A new research study released by the Donahue Institute at the University of Massachusetts in conjunction with UMass Dartmouth has revealed that human services sector employment in the Bay State increased nearly 48 percent during the years spanning 2003-2011, a fact many in the industry will surely find to be a source of encouragement. In addition, the report indicated that the 145,000 members of that sector generated disposable income in an amount ultimately responsible for a $3.4 billion statewide economic impact in 2011 alone.
The study had been commissioned by The Providers’ Council, a leading association for community-based groups across the Commonwealth. Creation of the report was overseen by David Jordan, CEO of Seven Hills Foundation, together with fellow Providers’ Council committee members who had been charged with the task. Formally released at the Statehouse, the report also declared that the 145,000 jobs comprising the human services sector equated to 5 percent of the total jobs within the state, and that this sector had increased in size more rapidly than anticipated.

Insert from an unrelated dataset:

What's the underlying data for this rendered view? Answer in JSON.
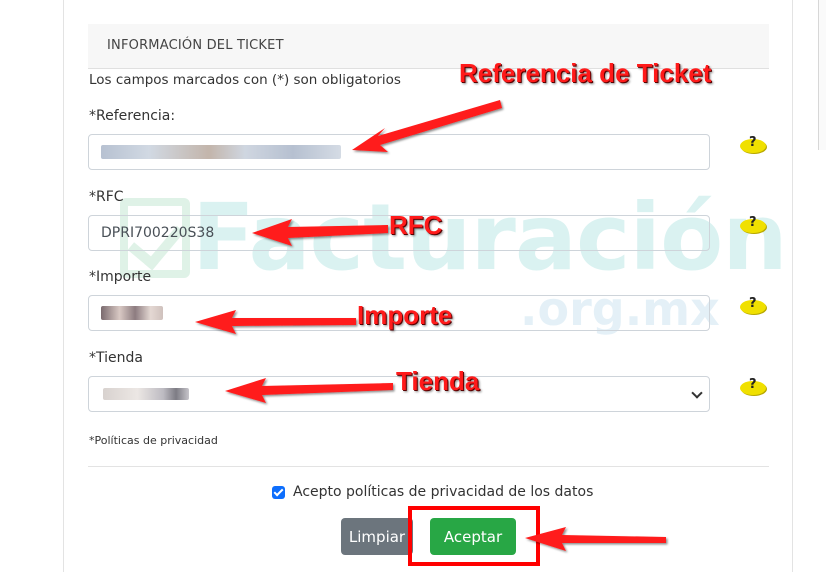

Other key findings in the report include the fact that, despite sector growth, state budgetary allocations for spending on human services shrunk from 11.8 percent in FY 2003 to just 9.8 in FY 2014, something fiscal watchdogs are likely to applaud. Also of note was the discovery that out of all industries represented within Massachusetts, human services included the highest rate of employees with a defined disability, at 6.5 percent.